“I just can’t say enough about him. I just really loved him,” Binkley said.

Old Person encouraged the pursuit of education for Native youth and understood the power of continued learning. The University of Montana awarded him an Honorary Doctorate in Humane Letters in 1994 in recognition of his humanitarian accomplishments.

The University of Montana celebrated commencement for the classes of 2020 and 2021 on May 1, 2021 due to the coronavirus pandemic.Blackfeet Chief Earl Old Person addresses UM’s class of 2021 at the Spring Commencement ceremony. Credit: Andy Kemmis / University of Montana

University Of Montana President Seth Bodnar told Montana Free press the university had a long-time relationship with Old Person. The chief was a part of the Rawhide Singers, a group from the Blackfeet Tribe that honored each graduating class at UM through song.

“Just demonstrating the important role that Native American heritage and culture plays, not just in this university’s past, but in our present and the important role that it plays in our future,” Bodnar said. “Chief Old Person was an incredible leader. He was a role model for so many people, including myself.”

Last year the university set up a $300,000 endowment in Old Person’s name that goes to help produce the school’s annual Kyiyo Pow Wow. 

“I learned a great deal just in my time visiting with him and watching him interact with people. He truly cared for people and embodied the idea of a servant leader for so many,” Bodnar said. 

When Old Person died, the Blackfeet community lost not just its chief, but an iconic holder of its culture and language.

“When he was a teenager, he was an interpreter for the tribal council, which was made up of people who spoke the language,” said John Murray, the Tribal Historic Preservation Office director for the tribe. “They had connections back to, you know, the old life, of the Blackfoot way.”

In an interview with MTFP, Murray spoke about the chief’s interconnectedness with families in the community, saying Old Person had ties either directly or indirectly to every family. Murray said the chief lived through many milestones of historical significance to Native Americans, including the passage of federal laws including the Indian Civil Rights Act and the Indian Freedom Act. Old Person also served as president of the National Congress of American Indians in 1969 and 1970.

“He was one of the icons of Indian Country leadership,” Murray said.
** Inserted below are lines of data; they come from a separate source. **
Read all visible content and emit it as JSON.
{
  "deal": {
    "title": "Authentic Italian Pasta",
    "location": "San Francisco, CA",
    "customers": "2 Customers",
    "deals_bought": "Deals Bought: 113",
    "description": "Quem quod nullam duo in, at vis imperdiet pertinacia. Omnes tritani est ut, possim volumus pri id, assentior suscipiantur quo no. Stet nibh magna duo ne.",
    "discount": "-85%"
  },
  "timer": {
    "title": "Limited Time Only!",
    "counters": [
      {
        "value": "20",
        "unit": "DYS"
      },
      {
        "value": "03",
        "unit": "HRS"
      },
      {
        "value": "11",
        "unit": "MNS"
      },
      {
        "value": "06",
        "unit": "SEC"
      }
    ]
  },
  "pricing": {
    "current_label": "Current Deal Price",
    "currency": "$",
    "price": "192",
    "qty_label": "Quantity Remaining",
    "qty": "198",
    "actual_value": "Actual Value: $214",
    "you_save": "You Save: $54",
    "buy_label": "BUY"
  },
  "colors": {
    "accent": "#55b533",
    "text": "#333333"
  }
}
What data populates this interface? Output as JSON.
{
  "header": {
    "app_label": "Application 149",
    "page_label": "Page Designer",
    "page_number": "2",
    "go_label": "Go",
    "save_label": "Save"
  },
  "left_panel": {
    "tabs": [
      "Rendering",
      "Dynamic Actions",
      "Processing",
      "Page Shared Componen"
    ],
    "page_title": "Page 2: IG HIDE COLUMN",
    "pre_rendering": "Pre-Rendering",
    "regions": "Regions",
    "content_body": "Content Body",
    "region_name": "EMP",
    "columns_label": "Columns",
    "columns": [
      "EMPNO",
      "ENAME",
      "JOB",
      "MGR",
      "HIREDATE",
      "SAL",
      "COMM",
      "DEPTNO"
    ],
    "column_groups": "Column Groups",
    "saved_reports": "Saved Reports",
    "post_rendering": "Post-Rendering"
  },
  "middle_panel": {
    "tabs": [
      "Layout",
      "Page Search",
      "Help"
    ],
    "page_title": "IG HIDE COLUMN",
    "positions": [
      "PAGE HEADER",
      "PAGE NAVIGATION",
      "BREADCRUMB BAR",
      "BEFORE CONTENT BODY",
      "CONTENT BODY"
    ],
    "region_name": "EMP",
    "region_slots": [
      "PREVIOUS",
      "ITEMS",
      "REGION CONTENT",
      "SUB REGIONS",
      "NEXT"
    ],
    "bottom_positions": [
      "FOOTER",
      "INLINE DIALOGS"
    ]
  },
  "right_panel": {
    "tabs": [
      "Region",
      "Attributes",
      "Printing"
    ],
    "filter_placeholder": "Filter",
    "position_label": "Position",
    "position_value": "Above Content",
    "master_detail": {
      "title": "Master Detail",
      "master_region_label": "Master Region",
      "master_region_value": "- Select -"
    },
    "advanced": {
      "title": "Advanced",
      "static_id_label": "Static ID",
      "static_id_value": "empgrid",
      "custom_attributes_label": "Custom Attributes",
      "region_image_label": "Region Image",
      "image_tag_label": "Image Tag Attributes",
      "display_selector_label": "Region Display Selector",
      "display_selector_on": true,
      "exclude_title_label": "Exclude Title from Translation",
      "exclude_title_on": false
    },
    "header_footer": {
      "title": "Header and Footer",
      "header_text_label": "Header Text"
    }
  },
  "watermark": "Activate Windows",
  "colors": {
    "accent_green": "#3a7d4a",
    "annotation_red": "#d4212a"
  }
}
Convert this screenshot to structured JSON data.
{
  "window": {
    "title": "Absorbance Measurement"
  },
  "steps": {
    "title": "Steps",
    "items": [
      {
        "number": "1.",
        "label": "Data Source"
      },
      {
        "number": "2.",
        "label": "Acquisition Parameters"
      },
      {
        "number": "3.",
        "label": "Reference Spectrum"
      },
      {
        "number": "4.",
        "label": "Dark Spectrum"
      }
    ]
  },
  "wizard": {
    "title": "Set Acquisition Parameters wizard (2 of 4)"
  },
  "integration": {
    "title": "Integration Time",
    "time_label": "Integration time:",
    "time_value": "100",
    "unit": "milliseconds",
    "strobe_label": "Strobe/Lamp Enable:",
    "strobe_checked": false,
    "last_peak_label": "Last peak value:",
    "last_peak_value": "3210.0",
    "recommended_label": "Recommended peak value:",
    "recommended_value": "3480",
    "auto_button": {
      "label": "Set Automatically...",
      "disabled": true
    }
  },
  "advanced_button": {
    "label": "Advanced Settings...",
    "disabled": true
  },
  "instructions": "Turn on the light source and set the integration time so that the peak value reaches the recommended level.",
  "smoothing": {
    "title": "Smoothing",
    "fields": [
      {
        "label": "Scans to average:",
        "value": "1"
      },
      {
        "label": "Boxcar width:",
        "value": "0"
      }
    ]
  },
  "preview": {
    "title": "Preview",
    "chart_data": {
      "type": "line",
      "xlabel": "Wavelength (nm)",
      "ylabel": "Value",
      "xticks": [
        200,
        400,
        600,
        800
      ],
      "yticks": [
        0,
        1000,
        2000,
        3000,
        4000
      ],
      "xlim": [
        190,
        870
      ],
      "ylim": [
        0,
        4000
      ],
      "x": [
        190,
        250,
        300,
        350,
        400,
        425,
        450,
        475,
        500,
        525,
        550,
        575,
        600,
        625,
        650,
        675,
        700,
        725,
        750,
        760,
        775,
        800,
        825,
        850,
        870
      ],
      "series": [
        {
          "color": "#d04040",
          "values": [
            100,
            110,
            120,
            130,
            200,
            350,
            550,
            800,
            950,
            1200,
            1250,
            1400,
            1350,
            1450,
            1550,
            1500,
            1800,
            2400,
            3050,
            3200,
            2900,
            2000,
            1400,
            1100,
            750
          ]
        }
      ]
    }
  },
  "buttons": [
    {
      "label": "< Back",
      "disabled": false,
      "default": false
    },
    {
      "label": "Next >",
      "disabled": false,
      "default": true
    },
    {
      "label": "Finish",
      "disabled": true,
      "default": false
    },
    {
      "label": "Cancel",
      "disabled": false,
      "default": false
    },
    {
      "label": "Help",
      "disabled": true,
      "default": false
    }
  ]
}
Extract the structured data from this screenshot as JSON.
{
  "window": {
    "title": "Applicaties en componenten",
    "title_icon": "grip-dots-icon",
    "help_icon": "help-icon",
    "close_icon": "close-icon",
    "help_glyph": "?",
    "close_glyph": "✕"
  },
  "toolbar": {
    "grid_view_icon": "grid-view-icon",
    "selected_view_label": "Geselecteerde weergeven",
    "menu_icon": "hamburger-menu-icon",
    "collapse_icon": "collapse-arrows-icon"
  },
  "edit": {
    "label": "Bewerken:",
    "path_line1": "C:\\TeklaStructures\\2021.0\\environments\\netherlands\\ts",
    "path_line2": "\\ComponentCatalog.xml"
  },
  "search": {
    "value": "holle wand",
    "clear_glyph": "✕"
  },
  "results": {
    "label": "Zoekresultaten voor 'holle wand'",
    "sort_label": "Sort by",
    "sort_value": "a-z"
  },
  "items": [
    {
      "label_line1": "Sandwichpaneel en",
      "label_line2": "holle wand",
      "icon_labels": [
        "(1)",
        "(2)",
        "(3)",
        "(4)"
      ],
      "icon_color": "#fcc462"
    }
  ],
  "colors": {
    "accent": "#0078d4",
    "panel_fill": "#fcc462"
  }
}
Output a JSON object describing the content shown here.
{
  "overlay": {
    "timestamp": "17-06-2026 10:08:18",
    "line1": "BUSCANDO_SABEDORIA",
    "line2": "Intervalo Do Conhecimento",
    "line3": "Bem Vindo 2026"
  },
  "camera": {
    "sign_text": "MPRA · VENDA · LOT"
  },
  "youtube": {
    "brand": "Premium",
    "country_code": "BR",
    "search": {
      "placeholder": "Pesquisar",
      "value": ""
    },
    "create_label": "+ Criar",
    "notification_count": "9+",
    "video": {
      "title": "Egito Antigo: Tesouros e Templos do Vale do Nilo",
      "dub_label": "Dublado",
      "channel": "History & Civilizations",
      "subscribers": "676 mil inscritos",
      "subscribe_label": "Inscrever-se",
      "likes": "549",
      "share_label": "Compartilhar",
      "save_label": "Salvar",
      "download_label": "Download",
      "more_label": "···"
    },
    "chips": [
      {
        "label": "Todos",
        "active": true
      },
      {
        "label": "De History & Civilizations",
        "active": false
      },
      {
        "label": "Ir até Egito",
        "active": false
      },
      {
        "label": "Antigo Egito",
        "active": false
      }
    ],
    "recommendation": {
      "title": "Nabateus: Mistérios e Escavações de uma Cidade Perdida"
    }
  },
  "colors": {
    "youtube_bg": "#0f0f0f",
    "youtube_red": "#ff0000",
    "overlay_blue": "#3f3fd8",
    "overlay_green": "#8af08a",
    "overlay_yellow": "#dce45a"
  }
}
The two-mile segment of Highway 89 to be memorialized in Old Person’s honor is located on the Blackfeet Reservation west of Browning and stretches toward Browning High School — a strategic choice.

Webber said she asked the chief’s family where they wanted the road to be. The family asked that it pass in front of the school.

“We want to basically show our Native children and our guests that we have these outstanding people in our communities, and it’ll give them a sense of pride, it’ll give them a sense of, ‘Yes, I can do this,’” Webber said. 

Author Bio: JoVonne Wagner is a member of the Blackfeet Nation located in Northwestern Montana. She was born and raised on the reservation, where she says she experienced and lived through all the amazing things about her home, but also witnessed all the negative aspects of rez life. Wagner is an alumni of NPR'S Next Generation Radio. JoVonne interned for Buffalo's Fire and she recently graduated from the University of Montana School of Journalism.

Join us in celebrating 100 years of Native citizenship. On June 2, 1924, President Calvin Coolidge signed the Indian Citizenship Act, granting Native Americans US citizenship, a pivotal moment in their quest for equality. This year marks its centennial, inspiring our special project, "Heritage Unbound: Native American Citizenship at 100," celebrating their journey with stories of resilience, struggle, and triumph. Your donations fuel initiatives like these, ensuring our coverage and projects honoring Native American heritage thrive. Your donations fuel initiatives like these, ensuring our coverage and projects honoring Native American heritage thrive.